DATA PROVIDED.
* * *
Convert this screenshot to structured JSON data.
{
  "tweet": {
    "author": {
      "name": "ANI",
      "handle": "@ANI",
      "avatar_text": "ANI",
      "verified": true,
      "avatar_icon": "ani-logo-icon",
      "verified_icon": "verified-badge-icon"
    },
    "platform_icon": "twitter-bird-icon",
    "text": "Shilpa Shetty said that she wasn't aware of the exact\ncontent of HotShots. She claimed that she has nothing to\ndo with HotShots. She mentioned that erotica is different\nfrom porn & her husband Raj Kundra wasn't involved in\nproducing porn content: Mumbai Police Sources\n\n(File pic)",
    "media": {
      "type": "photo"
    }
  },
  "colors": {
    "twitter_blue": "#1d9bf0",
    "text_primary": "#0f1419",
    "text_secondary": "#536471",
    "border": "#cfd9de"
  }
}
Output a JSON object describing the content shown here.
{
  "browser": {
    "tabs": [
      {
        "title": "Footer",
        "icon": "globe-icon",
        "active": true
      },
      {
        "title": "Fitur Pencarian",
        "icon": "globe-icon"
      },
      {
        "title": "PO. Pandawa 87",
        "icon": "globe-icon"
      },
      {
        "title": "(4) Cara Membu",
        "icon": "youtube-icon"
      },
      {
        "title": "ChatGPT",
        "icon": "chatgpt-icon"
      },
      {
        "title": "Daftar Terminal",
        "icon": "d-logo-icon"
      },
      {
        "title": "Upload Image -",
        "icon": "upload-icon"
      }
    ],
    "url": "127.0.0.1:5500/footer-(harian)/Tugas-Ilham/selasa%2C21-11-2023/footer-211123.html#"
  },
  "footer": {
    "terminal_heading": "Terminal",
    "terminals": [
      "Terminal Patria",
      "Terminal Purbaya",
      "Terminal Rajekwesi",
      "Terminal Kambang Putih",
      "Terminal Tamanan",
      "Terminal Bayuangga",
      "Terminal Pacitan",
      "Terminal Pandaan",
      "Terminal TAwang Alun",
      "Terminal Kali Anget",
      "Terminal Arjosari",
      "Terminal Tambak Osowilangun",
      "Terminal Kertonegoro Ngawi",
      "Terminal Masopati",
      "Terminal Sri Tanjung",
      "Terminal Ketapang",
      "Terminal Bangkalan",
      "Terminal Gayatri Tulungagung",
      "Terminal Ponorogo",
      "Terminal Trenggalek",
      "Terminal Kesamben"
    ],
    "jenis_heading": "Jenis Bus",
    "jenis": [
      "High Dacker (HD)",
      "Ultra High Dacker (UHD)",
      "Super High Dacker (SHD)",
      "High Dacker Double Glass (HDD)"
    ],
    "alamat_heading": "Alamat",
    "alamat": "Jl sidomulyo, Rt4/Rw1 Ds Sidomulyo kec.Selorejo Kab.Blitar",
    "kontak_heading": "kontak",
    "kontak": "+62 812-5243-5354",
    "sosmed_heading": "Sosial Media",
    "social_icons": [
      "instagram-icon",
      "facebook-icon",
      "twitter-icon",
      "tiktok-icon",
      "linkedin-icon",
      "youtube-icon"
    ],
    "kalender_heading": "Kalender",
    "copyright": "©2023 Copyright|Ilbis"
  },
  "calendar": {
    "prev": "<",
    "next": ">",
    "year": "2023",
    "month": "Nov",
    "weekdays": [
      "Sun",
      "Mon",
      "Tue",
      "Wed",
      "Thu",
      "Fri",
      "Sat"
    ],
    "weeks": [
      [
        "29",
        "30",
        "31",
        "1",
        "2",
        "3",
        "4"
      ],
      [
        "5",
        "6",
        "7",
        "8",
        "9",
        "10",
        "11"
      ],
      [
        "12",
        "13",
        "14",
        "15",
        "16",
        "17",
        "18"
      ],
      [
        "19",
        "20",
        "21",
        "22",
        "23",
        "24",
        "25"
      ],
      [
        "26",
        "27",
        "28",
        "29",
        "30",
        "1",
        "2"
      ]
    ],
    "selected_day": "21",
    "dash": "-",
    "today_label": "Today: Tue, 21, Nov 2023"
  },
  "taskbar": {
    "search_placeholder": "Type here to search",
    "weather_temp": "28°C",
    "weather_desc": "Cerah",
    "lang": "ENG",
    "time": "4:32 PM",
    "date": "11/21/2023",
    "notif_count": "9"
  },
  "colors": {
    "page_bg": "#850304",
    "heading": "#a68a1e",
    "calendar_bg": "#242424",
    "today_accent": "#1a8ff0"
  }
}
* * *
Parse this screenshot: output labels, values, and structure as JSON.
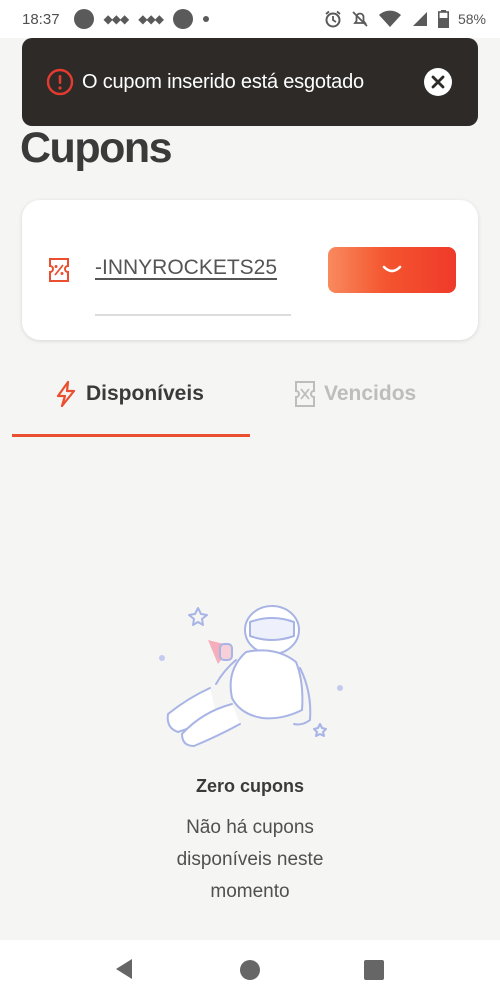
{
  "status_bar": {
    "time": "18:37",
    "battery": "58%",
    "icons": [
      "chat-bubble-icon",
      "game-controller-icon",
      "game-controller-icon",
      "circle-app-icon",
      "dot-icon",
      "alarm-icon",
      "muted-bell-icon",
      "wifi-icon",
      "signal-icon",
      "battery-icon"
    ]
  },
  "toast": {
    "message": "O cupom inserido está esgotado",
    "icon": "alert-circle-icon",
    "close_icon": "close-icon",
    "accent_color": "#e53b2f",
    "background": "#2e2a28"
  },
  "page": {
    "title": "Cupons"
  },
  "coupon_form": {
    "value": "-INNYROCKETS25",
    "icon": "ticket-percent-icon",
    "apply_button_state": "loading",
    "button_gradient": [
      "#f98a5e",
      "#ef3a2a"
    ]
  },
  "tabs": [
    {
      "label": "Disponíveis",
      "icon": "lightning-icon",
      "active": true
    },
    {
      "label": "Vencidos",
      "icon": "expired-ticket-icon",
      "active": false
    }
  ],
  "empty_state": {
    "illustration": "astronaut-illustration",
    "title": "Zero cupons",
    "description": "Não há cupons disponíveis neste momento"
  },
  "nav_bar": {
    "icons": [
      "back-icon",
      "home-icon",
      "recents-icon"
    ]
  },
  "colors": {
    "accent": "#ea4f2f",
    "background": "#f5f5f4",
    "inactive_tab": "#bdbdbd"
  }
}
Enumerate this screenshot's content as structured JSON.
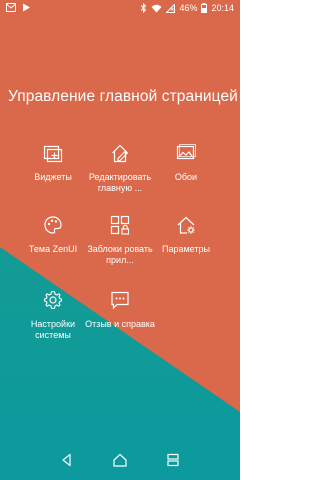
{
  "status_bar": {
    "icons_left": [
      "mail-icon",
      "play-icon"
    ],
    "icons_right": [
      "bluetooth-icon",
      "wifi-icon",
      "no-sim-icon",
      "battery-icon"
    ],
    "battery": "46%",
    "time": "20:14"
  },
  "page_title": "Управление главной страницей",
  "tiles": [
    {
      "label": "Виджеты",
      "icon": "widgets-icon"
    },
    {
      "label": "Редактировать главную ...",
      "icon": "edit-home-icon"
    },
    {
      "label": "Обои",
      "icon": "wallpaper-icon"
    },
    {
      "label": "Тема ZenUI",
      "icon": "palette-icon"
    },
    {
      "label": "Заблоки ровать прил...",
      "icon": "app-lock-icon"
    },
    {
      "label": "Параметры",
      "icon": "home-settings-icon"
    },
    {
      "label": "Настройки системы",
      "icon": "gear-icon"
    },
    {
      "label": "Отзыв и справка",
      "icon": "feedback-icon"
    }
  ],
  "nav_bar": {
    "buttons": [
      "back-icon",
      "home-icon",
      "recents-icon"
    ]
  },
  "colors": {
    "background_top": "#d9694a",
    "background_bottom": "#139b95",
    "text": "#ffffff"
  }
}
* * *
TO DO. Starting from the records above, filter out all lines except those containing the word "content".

OUTPUT OF THE EXERCISE.
    "text": "Shilpa Shetty said that she wasn't aware of the exact\ncontent of HotShots. She claimed that she has nothing to\ndo with HotShots. She mentioned that erotica is different\nfrom porn & her husband Raj Kundra wasn't involved in\nproducing porn content: Mumbai Police Sources\n\n(File pic)",
Output a JSON object describing the content shown here.
Enumerate this screenshot's content as structured JSON.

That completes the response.